This scenario is compounded by the recent trend towards liberalization, privatization and globalization, which has led some people and countries to believe that the global market will soon replace development cooperation because it will ensure economic growth and development in all countries. Others believe that allowing market forces to direct the fate of all human beings will lead to a situation where the economy will determine the rules and ethics in society, when it should be the other way round. Globalization has also had the net effect of concentrating power and wealth in a select group of people, nations and corporations, while marginalizing others. For instance, OECD or industrialised countries, with 19 per cent of the world’s population, currently account for 71 per cent of global trade in goods and services, 58 per cent of foreign direct investment and 91 per cent of all Internet users. (4)

In its World Development Report 2000/2001, the World Bank admits, "in a world where political power is unequally distributed and often mimics the distribution of economic power, the way state institutions operate may be particularly unfavourable to poor people." But it does not address the issue of how political and economic power can be shifted or balanced at the global level so that poorer countries have a greater choice and a voice in how they manage their affairs.

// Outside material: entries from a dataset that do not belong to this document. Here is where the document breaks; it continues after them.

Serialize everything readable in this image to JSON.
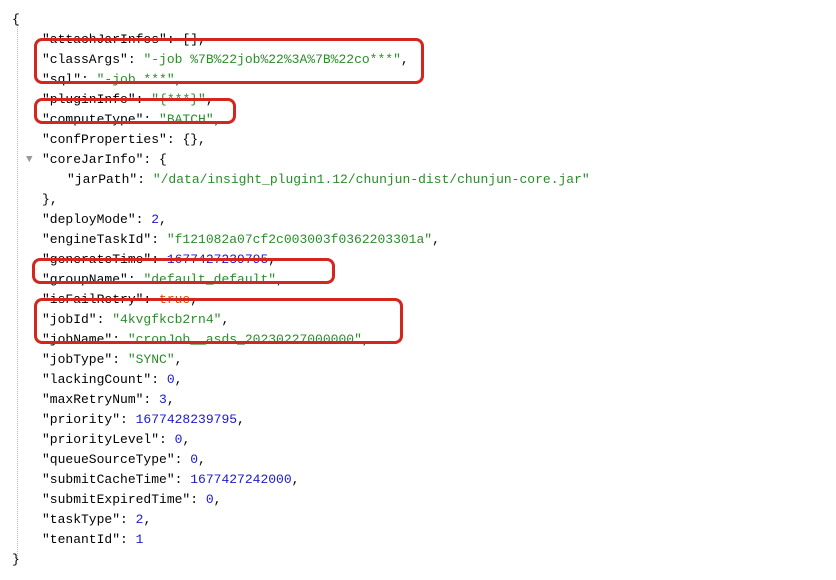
{
  "lines": {
    "open_brace": "{",
    "attachJarInfos_k": "\"attachJarInfos\"",
    "attachJarInfos_v": "[]",
    "classArgs_k": "\"classArgs\"",
    "classArgs_v": "\"-job %7B%22job%22%3A%7B%22co***\"",
    "sql_k": "\"sql\"",
    "sql_v": "\"-job ***\"",
    "pluginInfo_k": "\"pluginInfo\"",
    "pluginInfo_v": "\"{***}\"",
    "computeType_k": "\"computeType\"",
    "computeType_v": "\"BATCH\"",
    "confProperties_k": "\"confProperties\"",
    "confProperties_v": "{}",
    "coreJarInfo_k": "\"coreJarInfo\"",
    "coreJarInfo_open": "{",
    "jarPath_k": "\"jarPath\"",
    "jarPath_v": "\"/data/insight_plugin1.12/chunjun-dist/chunjun-core.jar\"",
    "coreJarInfo_close": "}",
    "deployMode_k": "\"deployMode\"",
    "deployMode_v": "2",
    "engineTaskId_k": "\"engineTaskId\"",
    "engineTaskId_v": "\"f121082a07cf2c003003f0362203301a\"",
    "generateTime_k": "\"generateTime\"",
    "generateTime_v": "1677427239795",
    "groupName_k": "\"groupName\"",
    "groupName_v": "\"default_default\"",
    "isFailRetry_k": "\"isFailRetry\"",
    "isFailRetry_v": "true",
    "jobId_k": "\"jobId\"",
    "jobId_v": "\"4kvgfkcb2rn4\"",
    "jobName_k": "\"jobName\"",
    "jobName_v": "\"cronJob__asds_20230227000000\"",
    "jobType_k": "\"jobType\"",
    "jobType_v": "\"SYNC\"",
    "lackingCount_k": "\"lackingCount\"",
    "lackingCount_v": "0",
    "maxRetryNum_k": "\"maxRetryNum\"",
    "maxRetryNum_v": "3",
    "priority_k": "\"priority\"",
    "priority_v": "1677428239795",
    "priorityLevel_k": "\"priorityLevel\"",
    "priorityLevel_v": "0",
    "queueSourceType_k": "\"queueSourceType\"",
    "queueSourceType_v": "0",
    "submitCacheTime_k": "\"submitCacheTime\"",
    "submitCacheTime_v": "1677427242000",
    "submitExpiredTime_k": "\"submitExpiredTime\"",
    "submitExpiredTime_v": "0",
    "taskType_k": "\"taskType\"",
    "taskType_v": "2",
    "tenantId_k": "\"tenantId\"",
    "tenantId_v": "1",
    "close_brace": "}"
  },
  "highlights": {
    "box1": [
      "classArgs",
      "sql"
    ],
    "box2": [
      "pluginInfo"
    ],
    "box3": [
      "groupName"
    ],
    "box4": [
      "jobId",
      "jobName"
    ]
  }
}
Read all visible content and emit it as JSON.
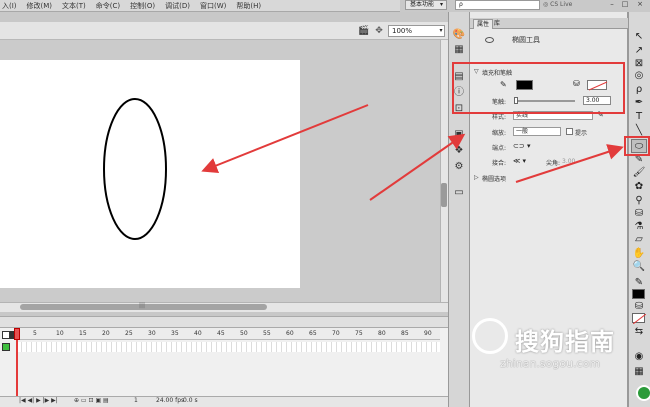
{
  "menubar": {
    "items": [
      "入(I)",
      "修改(M)",
      "文本(T)",
      "命令(C)",
      "控制(O)",
      "调试(D)",
      "窗口(W)",
      "帮助(H)"
    ]
  },
  "topbar": {
    "workspace": "基本功能",
    "workspace_arrow": "▾",
    "search_glyph": "ρ",
    "cslive": "CS Live",
    "minimize": "–",
    "restore": "□",
    "close": "×"
  },
  "stagebar": {
    "zoom": "100%",
    "zoom_arrow": "▾"
  },
  "scroll": {
    "hmid": "|||"
  },
  "timeline": {
    "frame_ticks": [
      "5",
      "10",
      "15",
      "20",
      "25",
      "30",
      "35",
      "40",
      "45",
      "50",
      "55",
      "60",
      "65",
      "70",
      "75",
      "80",
      "85",
      "90"
    ],
    "footer_fps": "24.00 fps",
    "footer_time": "0.0 s",
    "footer_frame": "1"
  },
  "properties": {
    "tabs": [
      "属性",
      "库"
    ],
    "tool_name": "椭圆工具",
    "fill_stroke_section": "填充和笔触",
    "stroke_label": "笔触:",
    "stroke_value": "3.00",
    "style_label": "样式:",
    "style_value": "实线",
    "scale_label": "缩放:",
    "scale_value": "一般",
    "hint_label": "提示",
    "cap_label": "端点:",
    "join_label": "接合:",
    "miter_label": "尖角:",
    "miter_value": "3.00",
    "ellipse_options": "椭圆选项"
  },
  "watermark": {
    "brand": "搜狗指南",
    "url": "zhinan.sogou.com"
  },
  "colors": {
    "annotation_red": "#e23b3b",
    "stage_bg": "#ffffff",
    "fill_color": "#000000"
  },
  "icons": {
    "ellipse_tool": "ellipse-tool-icon",
    "pencil": "pencil-icon",
    "paint_bucket": "paint-bucket-icon"
  }
}
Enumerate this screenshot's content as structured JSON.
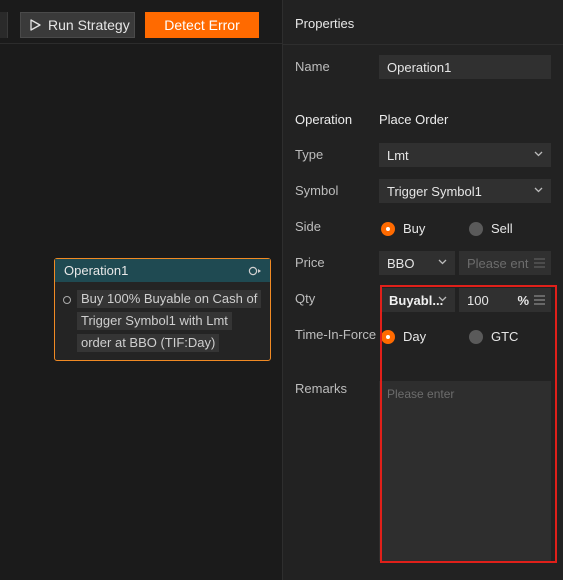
{
  "toolbar": {
    "run_label": "Run Strategy",
    "detect_label": "Detect Error"
  },
  "node": {
    "title": "Operation1",
    "lines": [
      "Buy 100% Buyable on Cash of",
      "Trigger Symbol1 with Lmt",
      "order at BBO  (TIF:Day)"
    ]
  },
  "panel": {
    "title": "Properties",
    "name": {
      "label": "Name",
      "value": "Operation1"
    },
    "operation": {
      "label": "Operation",
      "value": "Place Order"
    },
    "type": {
      "label": "Type",
      "value": "Lmt"
    },
    "symbol": {
      "label": "Symbol",
      "value": "Trigger Symbol1"
    },
    "side": {
      "label": "Side",
      "options": [
        "Buy",
        "Sell"
      ],
      "selected": "Buy"
    },
    "price": {
      "label": "Price",
      "source": "BBO",
      "placeholder": "Please ent"
    },
    "qty": {
      "label": "Qty",
      "mode": "Buyabl...",
      "value": "100",
      "unit": "%"
    },
    "tif": {
      "label": "Time-In-Force",
      "options": [
        "Day",
        "GTC"
      ],
      "selected": "Day"
    },
    "remarks": {
      "label": "Remarks",
      "placeholder": "Please enter"
    }
  },
  "colors": {
    "accent": "#ff6a00",
    "node_header": "#1f4a52",
    "highlight": "#e0201a"
  }
}
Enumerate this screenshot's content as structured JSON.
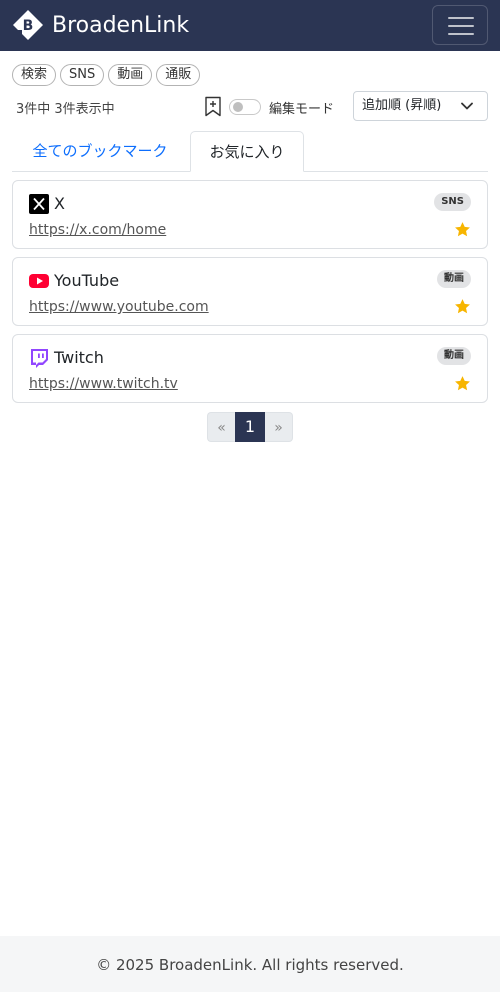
{
  "brand": {
    "name": "BroadenLink"
  },
  "tags": [
    "検索",
    "SNS",
    "動画",
    "通販"
  ],
  "status": {
    "count_text": "3件中 3件表示中",
    "edit_mode_label": "編集モード",
    "edit_mode_on": false
  },
  "sort": {
    "selected": "追加順 (昇順)"
  },
  "tabs": [
    {
      "label": "全てのブックマーク",
      "active": false
    },
    {
      "label": "お気に入り",
      "active": true
    }
  ],
  "bookmarks": [
    {
      "title": "X",
      "url": "https://x.com/home",
      "tag": "SNS",
      "icon": "x-logo-icon",
      "favorite": true
    },
    {
      "title": "YouTube",
      "url": "https://www.youtube.com",
      "tag": "動画",
      "icon": "youtube-logo-icon",
      "favorite": true
    },
    {
      "title": "Twitch",
      "url": "https://www.twitch.tv",
      "tag": "動画",
      "icon": "twitch-logo-icon",
      "favorite": true
    }
  ],
  "pagination": {
    "prev": "«",
    "current": "1",
    "next": "»"
  },
  "footer": {
    "text": "© 2025 BroadenLink. All rights reserved."
  },
  "colors": {
    "navbar": "#2b3553",
    "link": "#0d6efd",
    "star": "#f7b500",
    "youtube": "#ff0033",
    "twitch": "#9146ff"
  }
}
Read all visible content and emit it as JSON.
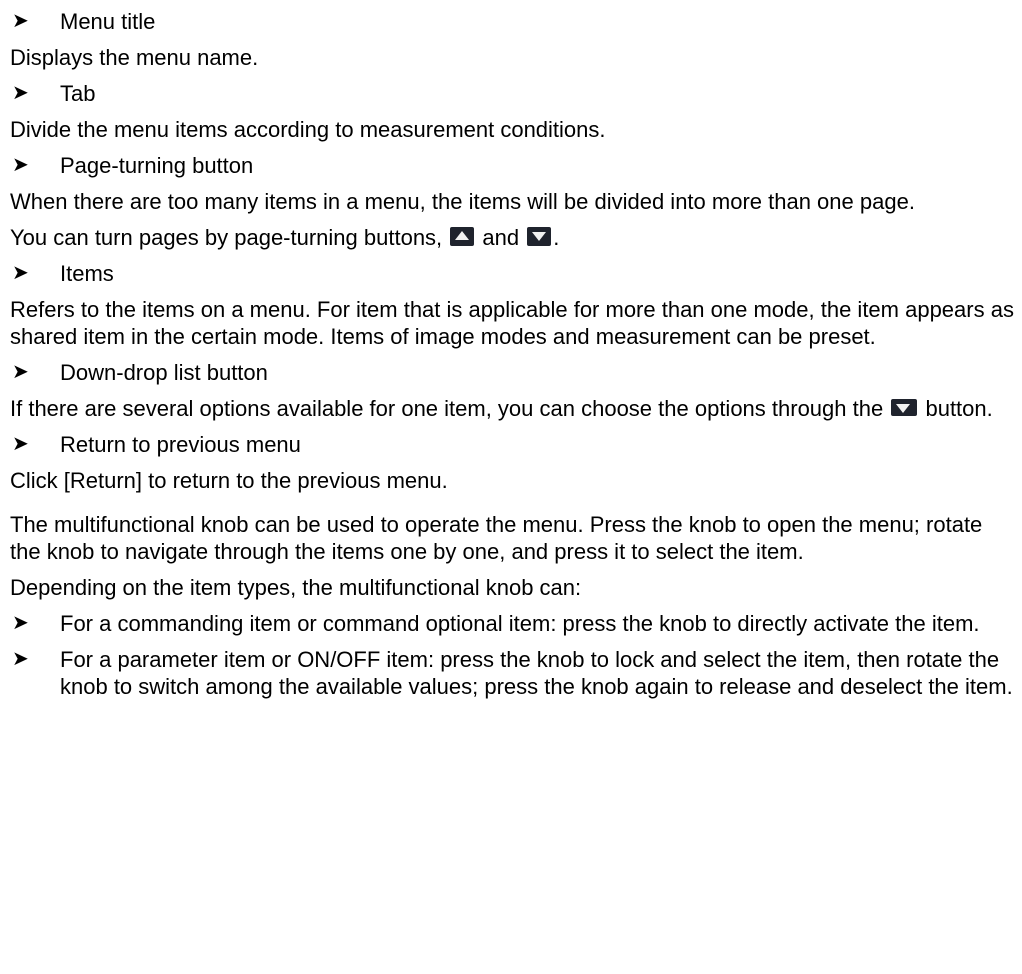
{
  "arrow_glyph": "➤",
  "sections": [
    {
      "heading": "Menu title",
      "body": [
        "Displays the menu name."
      ]
    },
    {
      "heading": "Tab",
      "body": [
        "Divide the menu items according to measurement conditions."
      ]
    },
    {
      "heading": "Page-turning button",
      "body": [
        "When there are too many items in a menu, the items will be divided into more than one page."
      ]
    },
    {
      "heading": "Items",
      "body": [
        "Refers to the items on a menu. For item that is applicable for more than one mode, the item appears as shared item in the certain mode. Items of image modes and measurement can be preset."
      ]
    },
    {
      "heading": "Down-drop list button"
    },
    {
      "heading": "Return to previous menu",
      "body": [
        "Click [Return] to return to the previous menu."
      ]
    }
  ],
  "page_turn_line": {
    "before": "You can turn pages by page-turning buttons,",
    "middle": "and",
    "after": ".",
    "icons": [
      "page-up-icon",
      "page-down-icon"
    ]
  },
  "dropdown_line": {
    "before": "If there are several options available for one item, you can choose the options through the",
    "after": "button.",
    "icon": "dropdown-arrow-icon"
  },
  "knob_paragraph": "The multifunctional knob can be used to operate the menu. Press the knob to open the menu; rotate the knob to navigate through the items one by one, and press it to select the item.",
  "depending_paragraph": "Depending on the item types, the multifunctional knob can:",
  "bullets": [
    "For a commanding item or command optional item: press the knob to directly activate the item.",
    "For a parameter item or ON/OFF item: press the knob to lock and select the item, then rotate the knob to switch among the available values; press the knob again to release and deselect the item."
  ],
  "colors": {
    "text": "#000000",
    "icon_bg": "#1f232d",
    "icon_fg": "#f2f2f2"
  }
}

A stronger and more coherent United Nations could provide the global leadership needed on issues of equity and justice. However, there is still a need to understand why, despite intense anti-poverty programmes in the last decade, poverty is still a key problem facing developing countries. The World Development Report 2000/2001 indicates that from 1987-1998, while the share of population in developing and transition countries living on less than a dollar a day fell from 28 per cent to 24 per cent, because of population growth, the number of people in poverty hardly changed. In fact, except for East Asia, the Middle East and North Africa, the number of people living in poverty in other regions has actually increased.

One explanation for this rise could be that present poverty reduction efforts actually work against the interests of the poor. As the UN Secretary-General, Kofi Annan, indicates in his Millennium Report (5): "The gross disparities of wealth in today’s world, the miserable conditions in which well over a billion people live ... make the present model of development unsustainable, unless remedial measures are taken by common agreement." If the UN is to become "a global public trust for all the world’s peoples", as proposed by Mr. Annan, then it must ensure equitable management of global processes. And it must hear and take into account the voices of people like Lana.

Rasna Warah
Habitat Debate.


1. World Development Report 2000/2001: Attacking Poverty, published for the World Bank by Oxford University Press, 2000.

2. Overcoming Human Poverty: Poverty Report 2000, United Nations Development Programme (UNDP), New York, 2000.

3. The Reality of Aid: An Independent Review of Development Cooperation (1997-98), Earthscan Publications Ltd, London, 1997.

4. Human Development Report 1999, published for the United Nations Development Programme (UNDP), by Oxford University Press, 1999.

5. Annan, Kofi, We the Peoples: The Role of the United Nations in the 21st Century", United Nations, New York, 2000.